The last known member of a rare tree frog species died last week at the Atlanta Botanical Garden causing many to fear his species is now extinct.
The male Rabbs’ fringe-limbed tree frog, staff nicknamed “Toughie,” was found dead in his enclosure during a routine daily inspection Sept. 26. They believe he was about 12 years old.
Toughie was found during a 2005 frog rescue mission by the Atlanta Botanical Garden and Zoo Atlanta. He was one of many frogs scientists raced to collect as the deadly chytrid fungus closed in on central Panama.
Toughie’s species, unknown to scientists at the time, was formally described three years later by Zoo Atlanta herpetology curator Joseph Mendelson III as Ecnomiohyla rabborum. He named the frog, the Rabbs’ fringe-limbed tree frog, for conservationists George and Mary Rabb.
The species was found in a very small area at an elevation where the fungus proved especially deadly. National Geographic reports field studies suggest up to 85 percent of all the amphibians in that area were wiped out, and it’s unlikely that any of his kind survived in the wild.
“Science had a very short window to learn about the species in the wild before this disease struck the only known locality for the frog and the species vanished,” Mary Pat Matheson, president and CEO of Atlanta Botanical Garden, told The Atlantic Journal-Constitution.
The only other Rabbs’ frog known in captivity died at Zoo Atlanta in 2012, and that one was also a male.

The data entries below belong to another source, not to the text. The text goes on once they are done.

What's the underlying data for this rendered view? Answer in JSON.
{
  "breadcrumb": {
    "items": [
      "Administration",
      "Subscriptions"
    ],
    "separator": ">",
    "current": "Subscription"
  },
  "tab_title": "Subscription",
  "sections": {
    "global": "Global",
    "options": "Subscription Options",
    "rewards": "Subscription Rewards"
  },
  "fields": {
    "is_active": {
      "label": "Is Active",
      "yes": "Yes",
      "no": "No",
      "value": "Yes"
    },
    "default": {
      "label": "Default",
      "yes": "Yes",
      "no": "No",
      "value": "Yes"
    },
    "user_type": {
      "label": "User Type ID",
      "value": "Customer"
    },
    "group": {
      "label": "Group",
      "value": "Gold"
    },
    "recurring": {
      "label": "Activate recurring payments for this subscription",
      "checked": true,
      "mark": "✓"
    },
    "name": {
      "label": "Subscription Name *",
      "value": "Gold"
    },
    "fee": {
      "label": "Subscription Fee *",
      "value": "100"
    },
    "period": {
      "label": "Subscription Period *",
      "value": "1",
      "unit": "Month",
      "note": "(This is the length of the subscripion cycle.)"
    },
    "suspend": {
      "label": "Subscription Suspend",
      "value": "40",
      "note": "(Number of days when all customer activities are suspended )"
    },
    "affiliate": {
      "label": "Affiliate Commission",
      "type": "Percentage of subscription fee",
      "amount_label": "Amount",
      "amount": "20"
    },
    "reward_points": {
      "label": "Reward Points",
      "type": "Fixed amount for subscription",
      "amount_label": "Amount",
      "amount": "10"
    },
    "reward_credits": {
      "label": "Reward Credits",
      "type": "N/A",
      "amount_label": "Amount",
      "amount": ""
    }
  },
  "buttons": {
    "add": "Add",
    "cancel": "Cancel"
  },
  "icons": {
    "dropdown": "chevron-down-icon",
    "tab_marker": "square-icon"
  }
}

The staff at the Atlanta Botanical Garden tried to save the species and successfully bred Toughie with a female, Matheson said, but the tadpoles did not survive.
Toughie had quite a following, according to garden staff, and he definitely left his mark on the world.
“A lot of attention had been paid to him in captivity, so he even has his own Wikipedia page,” Mandica said.
Last year, his image was even projected onto St. Peter’s Basilica, and his call—captured by Mandica in 2014—played so that the world could see and hear him, National Geographic reported. He also met race car drivers and movie directors.
will be lost over the next century, so we are on pace to create a mass extinction.”
The study’s author, John Alroy at Macquarie University in Australia, looked at salamanders, snakes and lizards, but “he found that frogs seemed to be the most vulnerable to extinction—the results suggested that more than 3 percent of all frog species have disappeared, largely since the 1970s,” according to The Washington Post.
So what’s causing these mass extinctions? While Alroy said there is a tendency to “focus very strongly on the potential future impacts of climate change, specifically,” he said we shouldn’t point the finger solely at climate change.
“I’m not saying we should stop looking at climate change,” he said. “I’m saying there should be additional focus on other causal factors like habitat destruction and invasive species in particular.”